  • The president of the Muslim Association of Canterbury Shagaf Khan said people will be both financially and spiritually supported during the journey
  • Khan said a trip to Makkah would normally cost around 10,000 New Zealand dollars ($6,769), but King Salman’s offer would cover pilgrims “from the time they leave their house and come back”

CHRISTCHURCH: King Salman’s Hajj offer to host families of those affected by March’s Christchurch terror attacks is “something really special,” said the president of the Muslim Association of Canterbury, Shagaf Khan.
The Saudi king has offered to host and cover the expenses of 200 Hajj pilgrims when they journey to Makkah this year.
Khan said people will be both financially and spiritually supported during the journey. “For some of them, it’ll be a great comfort feeling like they’ve fulfilled the obligations of being a Muslim,” he added.
Khan said a trip to Makkah would normally cost around 10,000 New Zealand dollars ($6,769), but King Salman’s offer would cover pilgrims “from the time they leave their house and come back.”
When asked what the offer would mean for Canterbury’s Muslim community, Khan said it is part of the solidarity and support that has been shown to them since the Christchurch terror attacks, which claimed the lives of 51 people.
“Four months on … people still feel supported and they feel they’re still being remembered,” he added.
Sheikh Mohammed Amir, who is working closely with the local community, Saudi Arabia’s Embassy and its Ministry of Islamic Affairs to implement King Salman’s offer, said it will be available for those who had lost family members or been injured in the mosque attacks.
Canterbury’s Muslims are “very appreciative” of the offer, added Amir, who is chairman of the Islamic Scholars Board of New Zealand.
“I’ll say with full confidence that this will be a big relief for the deceased’s families, for the victims, for all those who’ve been injured and affected,” he said.
When asked how the organization of the pilgrimage is going, Amir said “so far, so good,” but added that it has been challenging without official records to track everyone down.
He said it is an honor and a responsibility to help organize the pilgrimage, which he has been helping to plan since the end of Ramadan. “People are very excited about it,” he added.
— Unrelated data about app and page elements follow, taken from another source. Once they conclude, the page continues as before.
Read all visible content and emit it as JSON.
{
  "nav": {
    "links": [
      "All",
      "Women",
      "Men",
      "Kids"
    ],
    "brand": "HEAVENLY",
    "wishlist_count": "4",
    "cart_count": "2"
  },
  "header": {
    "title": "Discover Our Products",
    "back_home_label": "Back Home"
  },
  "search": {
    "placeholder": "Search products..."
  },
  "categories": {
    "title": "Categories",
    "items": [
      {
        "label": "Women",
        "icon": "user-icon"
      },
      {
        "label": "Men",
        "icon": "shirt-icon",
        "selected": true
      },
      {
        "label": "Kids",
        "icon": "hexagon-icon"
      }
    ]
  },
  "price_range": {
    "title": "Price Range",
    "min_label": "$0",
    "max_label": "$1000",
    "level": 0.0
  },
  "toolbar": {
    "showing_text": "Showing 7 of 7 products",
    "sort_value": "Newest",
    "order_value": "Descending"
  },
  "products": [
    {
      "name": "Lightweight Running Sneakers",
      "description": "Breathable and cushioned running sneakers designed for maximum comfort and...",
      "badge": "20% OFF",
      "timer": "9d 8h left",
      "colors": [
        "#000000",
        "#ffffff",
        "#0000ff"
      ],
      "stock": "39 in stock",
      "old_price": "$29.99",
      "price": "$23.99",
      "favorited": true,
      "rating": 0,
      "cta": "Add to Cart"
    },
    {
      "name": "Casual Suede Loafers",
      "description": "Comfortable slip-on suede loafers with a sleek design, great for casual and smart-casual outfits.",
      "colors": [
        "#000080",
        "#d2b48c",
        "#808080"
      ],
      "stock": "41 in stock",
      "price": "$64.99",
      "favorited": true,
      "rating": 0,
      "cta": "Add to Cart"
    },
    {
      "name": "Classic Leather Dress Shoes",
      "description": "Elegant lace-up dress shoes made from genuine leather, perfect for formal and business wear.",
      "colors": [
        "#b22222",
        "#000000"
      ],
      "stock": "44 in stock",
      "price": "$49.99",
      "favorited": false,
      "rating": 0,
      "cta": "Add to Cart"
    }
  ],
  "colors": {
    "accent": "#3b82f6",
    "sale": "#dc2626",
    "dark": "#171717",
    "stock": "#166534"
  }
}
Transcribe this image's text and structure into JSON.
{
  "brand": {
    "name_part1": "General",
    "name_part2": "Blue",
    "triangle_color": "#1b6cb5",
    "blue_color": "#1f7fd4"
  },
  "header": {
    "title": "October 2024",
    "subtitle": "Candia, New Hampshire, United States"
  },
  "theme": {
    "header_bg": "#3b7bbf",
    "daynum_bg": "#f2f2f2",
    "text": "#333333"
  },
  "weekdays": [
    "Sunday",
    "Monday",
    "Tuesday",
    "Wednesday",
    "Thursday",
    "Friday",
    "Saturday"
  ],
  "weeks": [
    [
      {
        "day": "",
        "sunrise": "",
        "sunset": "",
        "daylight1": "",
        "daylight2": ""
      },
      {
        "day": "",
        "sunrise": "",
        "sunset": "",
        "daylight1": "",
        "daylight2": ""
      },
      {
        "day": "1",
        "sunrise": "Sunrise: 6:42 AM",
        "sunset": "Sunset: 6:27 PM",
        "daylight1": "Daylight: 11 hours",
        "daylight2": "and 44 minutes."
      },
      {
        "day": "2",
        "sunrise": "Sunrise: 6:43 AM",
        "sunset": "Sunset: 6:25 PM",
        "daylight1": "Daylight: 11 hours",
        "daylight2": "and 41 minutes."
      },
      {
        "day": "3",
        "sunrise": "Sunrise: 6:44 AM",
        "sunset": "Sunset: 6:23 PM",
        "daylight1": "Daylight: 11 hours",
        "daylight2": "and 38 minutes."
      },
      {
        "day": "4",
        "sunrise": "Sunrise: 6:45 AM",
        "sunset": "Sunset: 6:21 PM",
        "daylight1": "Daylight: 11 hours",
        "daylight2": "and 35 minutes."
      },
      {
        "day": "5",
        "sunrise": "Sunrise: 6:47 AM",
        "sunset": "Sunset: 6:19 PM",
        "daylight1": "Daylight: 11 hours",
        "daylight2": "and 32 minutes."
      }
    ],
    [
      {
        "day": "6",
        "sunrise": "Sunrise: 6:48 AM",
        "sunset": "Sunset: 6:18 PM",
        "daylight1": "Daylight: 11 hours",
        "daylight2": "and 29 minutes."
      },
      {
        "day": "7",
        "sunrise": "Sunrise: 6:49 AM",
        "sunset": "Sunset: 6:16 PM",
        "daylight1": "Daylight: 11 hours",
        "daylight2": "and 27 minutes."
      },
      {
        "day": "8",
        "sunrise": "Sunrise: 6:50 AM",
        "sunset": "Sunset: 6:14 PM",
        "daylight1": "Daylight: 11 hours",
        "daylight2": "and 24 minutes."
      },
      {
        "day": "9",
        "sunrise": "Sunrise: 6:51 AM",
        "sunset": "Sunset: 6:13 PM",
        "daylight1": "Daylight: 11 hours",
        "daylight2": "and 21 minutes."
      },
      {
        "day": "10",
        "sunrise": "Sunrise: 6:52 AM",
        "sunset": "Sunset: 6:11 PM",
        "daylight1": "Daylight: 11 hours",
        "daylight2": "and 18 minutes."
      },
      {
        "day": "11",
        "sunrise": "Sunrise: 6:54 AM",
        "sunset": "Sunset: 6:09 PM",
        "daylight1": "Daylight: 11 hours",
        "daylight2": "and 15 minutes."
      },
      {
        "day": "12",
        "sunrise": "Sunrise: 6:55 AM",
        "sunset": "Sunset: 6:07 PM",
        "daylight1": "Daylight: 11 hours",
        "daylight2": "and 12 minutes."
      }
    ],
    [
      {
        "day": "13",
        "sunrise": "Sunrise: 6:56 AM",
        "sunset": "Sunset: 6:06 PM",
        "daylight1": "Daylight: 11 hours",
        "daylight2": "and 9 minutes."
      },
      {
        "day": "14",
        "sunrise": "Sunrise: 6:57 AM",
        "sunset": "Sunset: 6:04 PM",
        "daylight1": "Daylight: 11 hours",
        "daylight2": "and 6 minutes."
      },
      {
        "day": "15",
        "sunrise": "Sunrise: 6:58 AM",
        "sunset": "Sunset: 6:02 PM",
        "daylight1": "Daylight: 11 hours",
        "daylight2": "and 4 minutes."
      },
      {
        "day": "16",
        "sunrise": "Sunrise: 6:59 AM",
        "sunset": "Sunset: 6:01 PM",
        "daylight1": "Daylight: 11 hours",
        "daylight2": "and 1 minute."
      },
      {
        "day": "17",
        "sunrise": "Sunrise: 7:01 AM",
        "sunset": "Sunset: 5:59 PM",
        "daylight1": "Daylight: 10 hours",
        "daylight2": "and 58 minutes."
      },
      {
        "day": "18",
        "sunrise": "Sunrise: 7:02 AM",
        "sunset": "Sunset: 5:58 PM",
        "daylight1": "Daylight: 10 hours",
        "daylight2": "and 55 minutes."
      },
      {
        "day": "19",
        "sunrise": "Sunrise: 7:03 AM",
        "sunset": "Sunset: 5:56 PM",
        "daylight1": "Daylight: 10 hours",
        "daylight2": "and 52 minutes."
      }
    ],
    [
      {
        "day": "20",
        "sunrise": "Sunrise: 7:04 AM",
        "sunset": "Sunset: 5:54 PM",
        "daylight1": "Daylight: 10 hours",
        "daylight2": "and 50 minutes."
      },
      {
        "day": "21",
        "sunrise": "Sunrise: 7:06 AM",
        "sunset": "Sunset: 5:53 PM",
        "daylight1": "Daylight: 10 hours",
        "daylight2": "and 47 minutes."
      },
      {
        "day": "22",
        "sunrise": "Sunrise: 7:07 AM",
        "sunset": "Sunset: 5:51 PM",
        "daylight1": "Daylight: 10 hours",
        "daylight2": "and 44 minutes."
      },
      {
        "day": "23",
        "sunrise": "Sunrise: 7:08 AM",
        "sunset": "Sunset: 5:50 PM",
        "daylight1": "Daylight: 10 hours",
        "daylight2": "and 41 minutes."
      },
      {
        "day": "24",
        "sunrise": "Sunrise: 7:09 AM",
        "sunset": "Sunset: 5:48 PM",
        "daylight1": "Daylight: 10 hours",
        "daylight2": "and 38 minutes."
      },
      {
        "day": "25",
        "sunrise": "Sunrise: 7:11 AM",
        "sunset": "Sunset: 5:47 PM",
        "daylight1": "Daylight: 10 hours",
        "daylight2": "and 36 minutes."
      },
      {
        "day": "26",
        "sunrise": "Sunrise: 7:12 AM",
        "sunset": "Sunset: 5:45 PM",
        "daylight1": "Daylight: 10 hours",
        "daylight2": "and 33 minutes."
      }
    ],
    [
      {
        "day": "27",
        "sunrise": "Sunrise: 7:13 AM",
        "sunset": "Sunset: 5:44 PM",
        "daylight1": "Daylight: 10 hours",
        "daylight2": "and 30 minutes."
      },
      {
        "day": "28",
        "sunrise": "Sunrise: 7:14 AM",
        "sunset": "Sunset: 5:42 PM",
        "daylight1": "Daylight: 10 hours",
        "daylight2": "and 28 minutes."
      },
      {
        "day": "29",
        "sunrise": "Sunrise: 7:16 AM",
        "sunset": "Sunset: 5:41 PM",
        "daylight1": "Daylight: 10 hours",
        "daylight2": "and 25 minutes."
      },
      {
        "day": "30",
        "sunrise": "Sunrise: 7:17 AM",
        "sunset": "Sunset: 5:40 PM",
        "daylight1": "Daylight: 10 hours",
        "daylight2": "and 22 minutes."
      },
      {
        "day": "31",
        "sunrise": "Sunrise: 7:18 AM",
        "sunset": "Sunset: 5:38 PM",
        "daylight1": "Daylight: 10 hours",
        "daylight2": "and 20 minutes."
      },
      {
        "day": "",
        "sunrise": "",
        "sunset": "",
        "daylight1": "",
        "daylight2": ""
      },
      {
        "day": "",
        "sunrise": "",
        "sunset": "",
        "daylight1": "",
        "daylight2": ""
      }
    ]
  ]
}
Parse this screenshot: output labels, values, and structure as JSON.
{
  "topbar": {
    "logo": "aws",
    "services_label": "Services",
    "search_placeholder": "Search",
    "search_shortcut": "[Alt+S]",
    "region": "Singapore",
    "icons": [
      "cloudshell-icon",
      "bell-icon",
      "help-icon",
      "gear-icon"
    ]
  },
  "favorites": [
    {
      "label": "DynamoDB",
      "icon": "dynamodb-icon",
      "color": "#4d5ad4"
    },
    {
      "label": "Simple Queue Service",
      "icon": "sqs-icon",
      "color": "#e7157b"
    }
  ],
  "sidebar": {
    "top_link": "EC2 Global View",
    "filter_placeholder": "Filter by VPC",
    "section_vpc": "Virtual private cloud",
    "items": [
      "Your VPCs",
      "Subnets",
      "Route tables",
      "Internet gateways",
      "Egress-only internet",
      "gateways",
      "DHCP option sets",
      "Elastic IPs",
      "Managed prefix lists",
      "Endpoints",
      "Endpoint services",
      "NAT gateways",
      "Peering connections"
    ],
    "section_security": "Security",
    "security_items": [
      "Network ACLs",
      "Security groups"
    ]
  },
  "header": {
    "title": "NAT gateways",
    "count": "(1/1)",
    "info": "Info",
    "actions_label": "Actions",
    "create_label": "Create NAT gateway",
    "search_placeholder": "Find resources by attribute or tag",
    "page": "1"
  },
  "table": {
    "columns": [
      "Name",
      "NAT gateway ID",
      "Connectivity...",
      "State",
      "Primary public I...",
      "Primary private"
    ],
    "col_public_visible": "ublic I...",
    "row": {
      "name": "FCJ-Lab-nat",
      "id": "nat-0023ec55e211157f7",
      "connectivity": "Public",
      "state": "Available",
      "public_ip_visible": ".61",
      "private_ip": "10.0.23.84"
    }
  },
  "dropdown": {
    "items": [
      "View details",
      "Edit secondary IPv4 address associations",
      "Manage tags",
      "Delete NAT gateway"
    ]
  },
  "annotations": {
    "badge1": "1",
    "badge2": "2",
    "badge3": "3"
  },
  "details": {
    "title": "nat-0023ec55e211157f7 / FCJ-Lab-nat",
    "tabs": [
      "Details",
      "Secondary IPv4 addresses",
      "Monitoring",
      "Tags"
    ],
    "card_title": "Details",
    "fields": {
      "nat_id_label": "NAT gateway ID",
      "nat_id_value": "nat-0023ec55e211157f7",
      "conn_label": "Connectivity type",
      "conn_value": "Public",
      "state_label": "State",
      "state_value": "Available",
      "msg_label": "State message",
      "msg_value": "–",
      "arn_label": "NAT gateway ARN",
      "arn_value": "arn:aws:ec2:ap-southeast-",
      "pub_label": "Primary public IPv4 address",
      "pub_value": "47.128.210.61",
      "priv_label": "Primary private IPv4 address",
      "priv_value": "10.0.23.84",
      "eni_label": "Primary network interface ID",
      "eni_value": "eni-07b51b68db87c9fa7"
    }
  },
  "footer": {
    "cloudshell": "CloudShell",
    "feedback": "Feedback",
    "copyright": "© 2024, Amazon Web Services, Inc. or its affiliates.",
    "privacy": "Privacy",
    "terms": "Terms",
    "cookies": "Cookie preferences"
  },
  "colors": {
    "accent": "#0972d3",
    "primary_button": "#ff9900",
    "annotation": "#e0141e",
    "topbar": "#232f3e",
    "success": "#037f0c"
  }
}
He said he believed that the king’s offer had been made to help people’s rehabilitation after the terror attacks.
“The community believes he’s going to contribute in building Christchurch and bringing people to a normal life,” Amir added.